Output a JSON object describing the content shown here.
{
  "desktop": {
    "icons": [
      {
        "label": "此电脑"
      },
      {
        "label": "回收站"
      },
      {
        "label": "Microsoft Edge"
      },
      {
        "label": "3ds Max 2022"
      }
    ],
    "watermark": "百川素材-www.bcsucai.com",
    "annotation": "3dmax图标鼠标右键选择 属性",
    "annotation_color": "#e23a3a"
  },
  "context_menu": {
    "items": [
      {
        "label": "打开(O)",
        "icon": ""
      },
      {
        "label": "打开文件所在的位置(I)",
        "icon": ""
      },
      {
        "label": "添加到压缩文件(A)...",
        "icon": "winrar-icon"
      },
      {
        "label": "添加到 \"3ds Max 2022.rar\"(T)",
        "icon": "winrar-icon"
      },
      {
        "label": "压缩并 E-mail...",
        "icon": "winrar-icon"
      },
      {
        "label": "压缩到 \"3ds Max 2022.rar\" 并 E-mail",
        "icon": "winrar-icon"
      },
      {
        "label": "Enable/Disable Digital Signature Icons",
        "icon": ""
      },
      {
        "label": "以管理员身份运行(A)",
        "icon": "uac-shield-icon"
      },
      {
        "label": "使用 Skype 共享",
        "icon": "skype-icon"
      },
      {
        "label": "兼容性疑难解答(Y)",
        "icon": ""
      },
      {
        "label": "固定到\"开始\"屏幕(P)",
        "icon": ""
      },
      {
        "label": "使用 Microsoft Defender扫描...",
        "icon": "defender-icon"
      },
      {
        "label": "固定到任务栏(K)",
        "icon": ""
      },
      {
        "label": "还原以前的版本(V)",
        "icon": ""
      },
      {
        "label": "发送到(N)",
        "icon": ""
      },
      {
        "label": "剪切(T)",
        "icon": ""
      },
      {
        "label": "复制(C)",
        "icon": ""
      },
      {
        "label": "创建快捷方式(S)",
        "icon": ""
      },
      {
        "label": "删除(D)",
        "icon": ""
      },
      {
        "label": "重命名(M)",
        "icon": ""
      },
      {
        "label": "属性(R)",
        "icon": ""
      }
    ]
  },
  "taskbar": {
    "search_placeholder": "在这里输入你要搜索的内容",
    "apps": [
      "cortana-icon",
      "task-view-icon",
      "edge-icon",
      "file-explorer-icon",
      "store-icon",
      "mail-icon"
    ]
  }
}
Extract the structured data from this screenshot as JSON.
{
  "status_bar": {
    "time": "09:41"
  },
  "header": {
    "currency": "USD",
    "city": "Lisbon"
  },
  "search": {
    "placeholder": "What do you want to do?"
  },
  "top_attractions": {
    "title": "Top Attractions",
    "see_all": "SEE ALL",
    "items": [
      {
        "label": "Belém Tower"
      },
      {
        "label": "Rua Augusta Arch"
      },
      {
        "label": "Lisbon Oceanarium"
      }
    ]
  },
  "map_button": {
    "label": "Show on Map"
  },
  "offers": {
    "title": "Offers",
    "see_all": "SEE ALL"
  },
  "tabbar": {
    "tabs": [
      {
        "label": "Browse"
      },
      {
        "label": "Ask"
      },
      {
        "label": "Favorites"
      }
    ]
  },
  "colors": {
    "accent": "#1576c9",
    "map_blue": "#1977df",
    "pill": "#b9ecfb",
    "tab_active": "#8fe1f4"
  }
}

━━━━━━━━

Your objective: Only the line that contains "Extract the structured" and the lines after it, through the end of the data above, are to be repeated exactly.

Answer to the problem:
Extract the structured data from this screenshot as JSON.
{
  "status_bar": {
    "time": "09:41"
  },
  "header": {
    "currency": "USD",
    "city": "Lisbon"
  },
  "search": {
    "placeholder": "What do you want to do?"
  },
  "top_attractions": {
    "title": "Top Attractions",
    "see_all": "SEE ALL",
    "items": [
      {
        "label": "Belém Tower"
      },
      {
        "label": "Rua Augusta Arch"
      },
      {
        "label": "Lisbon Oceanarium"
      }
    ]
  },
  "map_button": {
    "label": "Show on Map"
  },
  "offers": {
    "title": "Offers",
    "see_all": "SEE ALL"
  },
  "tabbar": {
    "tabs": [
      {
        "label": "Browse"
      },
      {
        "label": "Ask"
      },
      {
        "label": "Favorites"
      }
    ]
  },
  "colors": {
    "accent": "#1576c9",
    "map_blue": "#1977df",
    "pill": "#b9ecfb",
    "tab_active": "#8fe1f4"
  }
}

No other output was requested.